I am not a complicated man. I have a schedule and I like to stick to it. I understand when it’s time to complain and I know when its time to suck it up and press on. Like a good little boy, I pick my lower lip off the floor and get over it.

This is why it has been so hard for me to get use to sharing my bathroom with girls.

According to Roy, a guy I met on Chapel Street last night who wanted to bum a cig, guys and girls don’t have many things in common. This is why they are separated in prisons. Once he showed me his release form, I was sure he knew what he was talking about. However, as much as I agree with Roy, I feel that men and women do have certain inherent similarities. This is also why I don’t understand many of the problems girls have in sharing a bathroom with me.

Sure, it’s awkward when there is only one stall for four men and four women. There is no feeling worse than using the one-stall bathroom while someone waits for you to finish making noises to let you know they are there. If I wanted an audience, I’d install a Web cam or go on FOOT. But I get over it.

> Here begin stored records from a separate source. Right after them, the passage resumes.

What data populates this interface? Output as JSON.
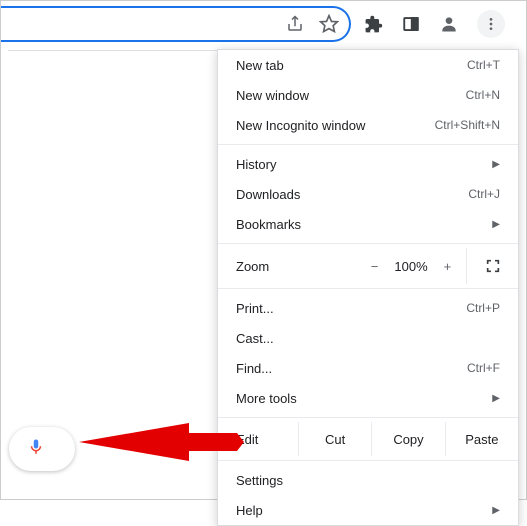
{
  "toolbar": {
    "share_icon": "share-icon",
    "star_icon": "star-icon",
    "extensions_icon": "puzzle-icon",
    "sidepanel_icon": "panel-icon",
    "profile_icon": "profile-icon",
    "menu_icon": "kebab-icon"
  },
  "mic_icon": "microphone-icon",
  "menu": {
    "group1": [
      {
        "label": "New tab",
        "accel": "Ctrl+T"
      },
      {
        "label": "New window",
        "accel": "Ctrl+N"
      },
      {
        "label": "New Incognito window",
        "accel": "Ctrl+Shift+N"
      }
    ],
    "group2": [
      {
        "label": "History",
        "submenu": true
      },
      {
        "label": "Downloads",
        "accel": "Ctrl+J"
      },
      {
        "label": "Bookmarks",
        "submenu": true
      }
    ],
    "zoom": {
      "label": "Zoom",
      "minus": "−",
      "value": "100%",
      "plus": "+"
    },
    "group3": [
      {
        "label": "Print...",
        "accel": "Ctrl+P"
      },
      {
        "label": "Cast..."
      },
      {
        "label": "Find...",
        "accel": "Ctrl+F"
      },
      {
        "label": "More tools",
        "submenu": true
      }
    ],
    "edit": {
      "label": "Edit",
      "cut": "Cut",
      "copy": "Copy",
      "paste": "Paste"
    },
    "group4": [
      {
        "label": "Settings"
      },
      {
        "label": "Help",
        "submenu": true
      }
    ]
  }
}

Deep down I know that the good Lord made men and women with basically the same plumbing. The bathroom was explicitly designed to accommodate this part of anatomy. After that, I don’t care what you do as long as I don’t have to watch. But to be so sensitive as to make me change my routine so you can shower, go potty, or shave is absolutely ridiculous.

Early in the year, it became clear to me that many of the girls I shared a bathroom with found it an unbearably embarrassing to go to the bathroom while someone else, particularly a boy, was in the room. Maybe it would be the end of the world if a fart somehow managed to slip out while makin’ a good ol’ number two or number one, who knows? But seriously, it happens to the best of us!

OK, I will be the first to admit walking out of a stall with a cloud of fumes that could kill a puppy is awkward when someone is waiting to use it. I think that this is easily overcome. Simply put a smile on your face and be proud of what you have just created. At least be satisfied that everything’s still working.

To put it into more constructive terms, I believe in “functional privacy.” What happens in the bathroom stays in the bathroom. It’s kind of like “Fight Club” in that way. Only there’s no fighting, it’s not homoerotic, and it’s not really a club — but you know what I mean. So there’s no need to worry. Girls, I won’t tell anyone that you shave your chest as long as you won’t tell anyone that I bleach my upper lip — I mean if I did, because I don’t. It’s that simple. As long as you always flush (NO EXCEPTIONS), pick up after yourself (that includes hairballs) and leave certain personals out of bathroom conversation, I think men and women will get along just fine in the poor man’s throne room.

Consider co-ed bathrooms practice for married life. In college, I would rather be eaten alive by Gary Coleman than have to wake up two hours before class simply to fight my way into the shower. You would never think to inconvenience your loved ones in this way! Mrs. Cleaver would have bathed in a sink rather than inconvenience her husband.

While it may not be 1950, and I am not married to the girls next door, I think the concept is the same. You should just do your best to make it a livable situation for everyone. Have fun while you pee. Talk to people while you shower. Make the bathroom that special room in a nightclub that people go to forget their worries. Everyone will be a lot happier that way.

I actually think the bathroom is a sacred place. Everyone has to go there no matter who you are and it’s not pretty for anyone. If you can’t see that, then you’re just plain out of luck, my friend.

Like a good little boy or girl, just suck it up, press on and get over it.

Steve Abramowitz likes to pee with the stall door open. Oh, and his mom calls him Beave.